EMW07 (Eden)

Name: Eden
Age at interview: 39
Diagnosis: Menopausal symptoms as a result of hormone (adjuvant endocrine) therapy
Age at diagnosis: 35

Background: Eden works full-time in the higher education sector. She lives with her partner and their child in a metropolitan city. Eden identifies as British.

About Eden: After the discovery of a cancerous lump in her breast at age 35, Eden had a mastectomy, followed by chemotherapy, radiotherapy, and hormone (adjuvant endocrine) therapy as her cancer was hormone sensitive. Eden started experiencing menopausal symptoms after beginning adjuvant endocrine therapy (initially tamoxifen, then goserelin and exemestane). She is unsure what will happen to her menstrual cycle once she finishes endocrine therapy.

More about Eden: A year after migrating to Australia from the UK with her partner and young daughter, Eden, then 35, found a lump in her breast. Further tests indicated the lump was cancerous, and she had a mastectomy, radiotherapy and chemotherapy.

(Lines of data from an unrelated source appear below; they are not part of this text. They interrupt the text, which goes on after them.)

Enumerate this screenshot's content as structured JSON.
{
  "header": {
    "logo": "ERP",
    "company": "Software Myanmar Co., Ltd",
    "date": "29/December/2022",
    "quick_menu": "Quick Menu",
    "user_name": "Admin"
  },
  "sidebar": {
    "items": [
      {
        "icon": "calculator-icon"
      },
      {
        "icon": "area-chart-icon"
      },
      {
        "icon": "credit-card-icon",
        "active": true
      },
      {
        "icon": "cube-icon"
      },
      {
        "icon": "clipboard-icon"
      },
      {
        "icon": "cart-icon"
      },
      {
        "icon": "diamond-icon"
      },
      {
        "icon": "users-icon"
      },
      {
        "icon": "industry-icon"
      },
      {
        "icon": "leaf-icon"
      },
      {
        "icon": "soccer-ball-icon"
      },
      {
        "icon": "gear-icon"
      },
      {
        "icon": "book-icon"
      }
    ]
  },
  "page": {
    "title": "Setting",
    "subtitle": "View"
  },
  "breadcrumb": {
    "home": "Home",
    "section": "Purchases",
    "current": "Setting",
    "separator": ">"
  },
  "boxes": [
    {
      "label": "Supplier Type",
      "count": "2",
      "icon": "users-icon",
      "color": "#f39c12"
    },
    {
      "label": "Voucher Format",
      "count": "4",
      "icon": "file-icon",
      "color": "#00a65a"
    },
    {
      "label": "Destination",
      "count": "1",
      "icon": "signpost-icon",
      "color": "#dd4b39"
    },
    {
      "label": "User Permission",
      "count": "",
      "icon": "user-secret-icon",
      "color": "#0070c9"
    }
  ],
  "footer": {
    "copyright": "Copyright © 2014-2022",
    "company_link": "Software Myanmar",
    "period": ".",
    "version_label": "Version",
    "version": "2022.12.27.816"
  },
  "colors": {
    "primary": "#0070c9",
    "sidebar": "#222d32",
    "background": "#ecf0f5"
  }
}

As Eden’s cancer was hormone positive, she was prescribed adjuvant endocrine therapy to reduce her oestrogen production. Initially she took tamoxifen tablets, and then changed to monthly goserelin injections and exemestane, which she has been prescribed for at least five years. Although her period stopped after she received her cancer diagnosis, Eden only began experiencing menopausal symptoms after starting tamoxifen.

Eden described being told before commencing chemotherapy that the treatment might compromise her fertility. She declined an offer to have some eggs frozen, as she and her partner did not want to have another child. Despite understanding that cancer treatment would affect her fertility, Eden said she did not realise that this would ‘mean’ experiencing menopause, and did not recall the word menopause being mentioned until she began taking goserelin and exemestane. She said she had not been given clear information about what would happen to her menstrual cycle after endocrine therapy ended.

Hot flushes and lowered libido have been the main menopausal symptoms Eden has experienced. She described hot flushes as ‘tedious’ but has dealt with them by wearing layers and cooler fabrics, and drinking plenty of water. Eden said her loss of libido was ‘not a problem’ for her, but had caused some difficulties in her relationship with her partner. She is aware that bone and cardiovascular health can be negatively affected by early menopause. To prevent this she takes a vitamin D supplement and maintains a high level of fitness, running up to 10km on a regular basis. Eden’s DXA scans until now have shown no loss of bone density.

Apart from her ‘absolutely wonderful’ surgeon, Eden said she had found allied health professionals to be better at holistic, person-centred care than medical specialists. Eden consulted an oncology-based counsellor for several months while undergoing cancer treatment, but said she had had little interest in attending a support group. For Eden, early menopause has been ‘peripheral’ in comparison to ‘intensely scary’ breast cancer. Of experiencing cancer and menopause, Eden said ‘it’s not what anyone would plan,’ but she has appreciated the support she and her family have received, and has attempted to ‘take it in stride.’